→ THE INPUT:
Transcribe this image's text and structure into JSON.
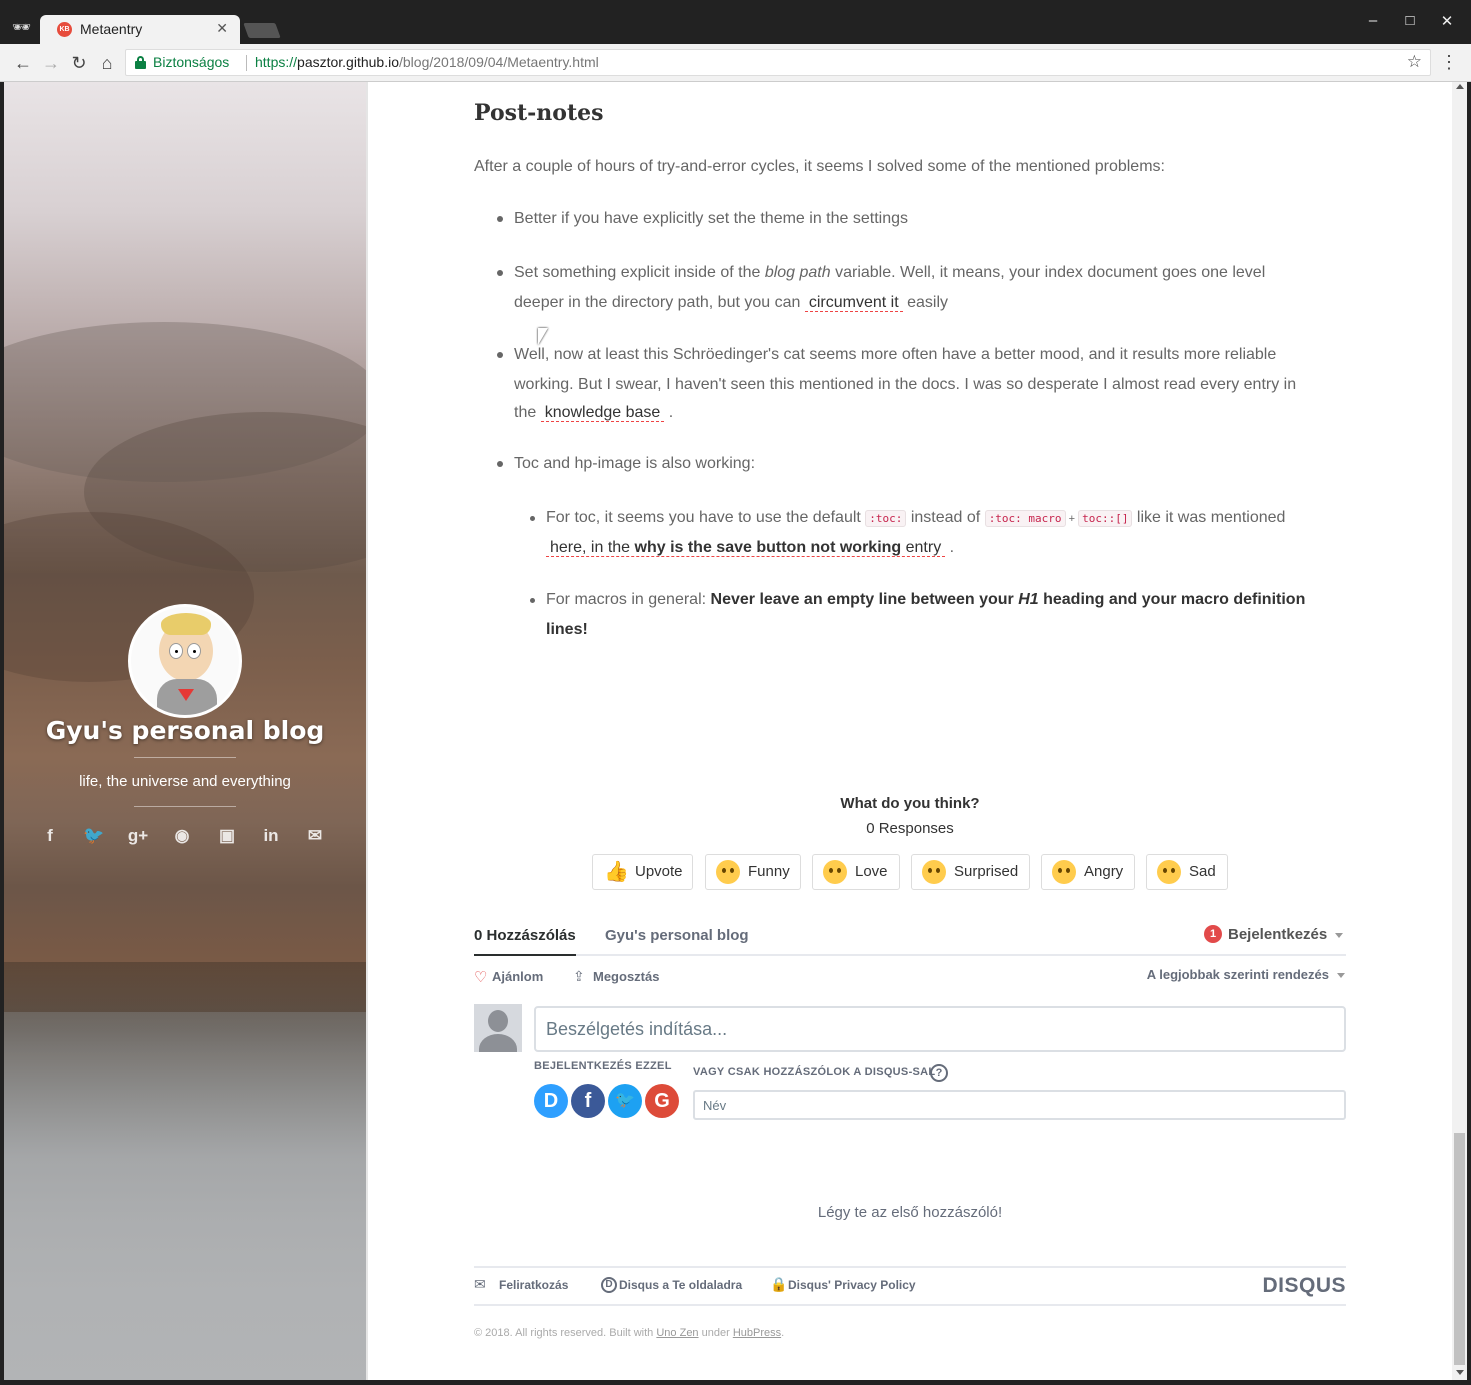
{
  "browser": {
    "tab_title": "Metaentry",
    "tab_favicon_text": "KB",
    "secure_label": "Biztonságos",
    "url_scheme": "https://",
    "url_host": "pasztor.github.io",
    "url_path": "/blog/2018/09/04/Metaentry.html"
  },
  "sidebar": {
    "blog_title": "Gyu's personal blog",
    "tagline": "life, the universe and everything",
    "social_icons": [
      "facebook-icon",
      "twitter-icon",
      "google-plus-icon",
      "github-icon",
      "instagram-icon",
      "linkedin-icon",
      "email-icon"
    ]
  },
  "article": {
    "heading": "Post-notes",
    "intro": "After a couple of hours of try-and-error cycles, it seems I solved some of the mentioned problems:",
    "b1": "Better if you have explicitly set the theme in the settings",
    "b2_pre": "Set something explicit inside of the ",
    "b2_em": "blog path",
    "b2_mid": " variable. Well, it means, your index document goes one level",
    "b2_l2": "deeper in the directory path, but you can ",
    "b2_link": "circumvent it",
    "b2_post": " easily",
    "b3_l1": "Well, now at least this Schröedinger's cat seems more often have a better mood, and it results more reliable",
    "b3_l2": "working. But I swear, I haven't seen this mentioned in the docs. I was so desperate I almost read every entry in",
    "b3_l3_pre": "the ",
    "b3_link": "knowledge base",
    "b3_l3_post": " .",
    "b4": "Toc and hp-image is also working:",
    "s1_pre": "For toc, it seems you have to use the default ",
    "s1_code1": ":toc:",
    "s1_mid": " instead of ",
    "s1_code2": ":toc: macro",
    "s1_plus": " + ",
    "s1_code3": "toc::[]",
    "s1_post": " like it was mentioned",
    "s1_link_pre": "here, in the ",
    "s1_link_strong": "why is the save button not working",
    "s1_link_post": " entry",
    "s1_end": " .",
    "s2_pre": "For macros in general: ",
    "s2_strong_a": "Never leave an empty line between your ",
    "s2_strong_em": "H1",
    "s2_strong_b": " heading and your macro definition",
    "s2_strong_c": "lines!"
  },
  "reactions": {
    "question": "What do you think?",
    "count": "0 Responses",
    "buttons": [
      "Upvote",
      "Funny",
      "Love",
      "Surprised",
      "Angry",
      "Sad"
    ]
  },
  "disqus": {
    "tab_comments": "0 Hozzászólás",
    "tab_blog": "Gyu's personal blog",
    "notification_count": "1",
    "login": "Bejelentkezés",
    "recommend": "Ajánlom",
    "share": "Megosztás",
    "sort": "A legjobbak szerinti rendezés",
    "placeholder": "Beszélgetés indítása...",
    "login_with": "BEJELENTKEZÉS EZZEL",
    "or_disqus": "VAGY CSAK HOZZÁSZÓLOK A DISQUS-SAL",
    "name_placeholder": "Név",
    "first": "Légy te az első hozzászóló!",
    "footer_subscribe": "Feliratkozás",
    "footer_add": "Disqus a Te oldaladra",
    "footer_privacy": "Disqus' Privacy Policy",
    "logo": "DISQUS",
    "colors": {
      "disqus_blue": "#2e9fff",
      "facebook": "#3b5998",
      "twitter": "#1da1f2",
      "google": "#dd4b39"
    }
  },
  "footer": {
    "copy_pre": "© 2018. All rights reserved. Built with ",
    "theme": "Uno Zen",
    "under": " under ",
    "platform": "HubPress",
    "end": "."
  }
}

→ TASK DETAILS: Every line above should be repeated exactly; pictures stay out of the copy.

→ TASK ANSWER:
Transcribe this image's text and structure into JSON.
{
  "browser": {
    "tab_title": "Metaentry",
    "tab_favicon_text": "KB",
    "secure_label": "Biztonságos",
    "url_scheme": "https://",
    "url_host": "pasztor.github.io",
    "url_path": "/blog/2018/09/04/Metaentry.html"
  },
  "sidebar": {
    "blog_title": "Gyu's personal blog",
    "tagline": "life, the universe and everything",
    "social_icons": [
      "facebook-icon",
      "twitter-icon",
      "google-plus-icon",
      "github-icon",
      "instagram-icon",
      "linkedin-icon",
      "email-icon"
    ]
  },
  "article": {
    "heading": "Post-notes",
    "intro": "After a couple of hours of try-and-error cycles, it seems I solved some of the mentioned problems:",
    "b1": "Better if you have explicitly set the theme in the settings",
    "b2_pre": "Set something explicit inside of the ",
    "b2_em": "blog path",
    "b2_mid": " variable. Well, it means, your index document goes one level",
    "b2_l2": "deeper in the directory path, but you can ",
    "b2_link": "circumvent it",
    "b2_post": " easily",
    "b3_l1": "Well, now at least this Schröedinger's cat seems more often have a better mood, and it results more reliable",
    "b3_l2": "working. But I swear, I haven't seen this mentioned in the docs. I was so desperate I almost read every entry in",
    "b3_l3_pre": "the ",
    "b3_link": "knowledge base",
    "b3_l3_post": " .",
    "b4": "Toc and hp-image is also working:",
    "s1_pre": "For toc, it seems you have to use the default ",
    "s1_code1": ":toc:",
    "s1_mid": " instead of ",
    "s1_code2": ":toc: macro",
    "s1_plus": " + ",
    "s1_code3": "toc::[]",
    "s1_post": " like it was mentioned",
    "s1_link_pre": "here, in the ",
    "s1_link_strong": "why is the save button not working",
    "s1_link_post": " entry",
    "s1_end": " .",
    "s2_pre": "For macros in general: ",
    "s2_strong_a": "Never leave an empty line between your ",
    "s2_strong_em": "H1",
    "s2_strong_b": " heading and your macro definition",
    "s2_strong_c": "lines!"
  },
  "reactions": {
    "question": "What do you think?",
    "count": "0 Responses",
    "buttons": [
      "Upvote",
      "Funny",
      "Love",
      "Surprised",
      "Angry",
      "Sad"
    ]
  },
  "disqus": {
    "tab_comments": "0 Hozzászólás",
    "tab_blog": "Gyu's personal blog",
    "notification_count": "1",
    "login": "Bejelentkezés",
    "recommend": "Ajánlom",
    "share": "Megosztás",
    "sort": "A legjobbak szerinti rendezés",
    "placeholder": "Beszélgetés indítása...",
    "login_with": "BEJELENTKEZÉS EZZEL",
    "or_disqus": "VAGY CSAK HOZZÁSZÓLOK A DISQUS-SAL",
    "name_placeholder": "Név",
    "first": "Légy te az első hozzászóló!",
    "footer_subscribe": "Feliratkozás",
    "footer_add": "Disqus a Te oldaladra",
    "footer_privacy": "Disqus' Privacy Policy",
    "logo": "DISQUS",
    "colors": {
      "disqus_blue": "#2e9fff",
      "facebook": "#3b5998",
      "twitter": "#1da1f2",
      "google": "#dd4b39"
    }
  },
  "footer": {
    "copy_pre": "© 2018. All rights reserved. Built with ",
    "theme": "Uno Zen",
    "under": " under ",
    "platform": "HubPress",
    "end": "."
  }
}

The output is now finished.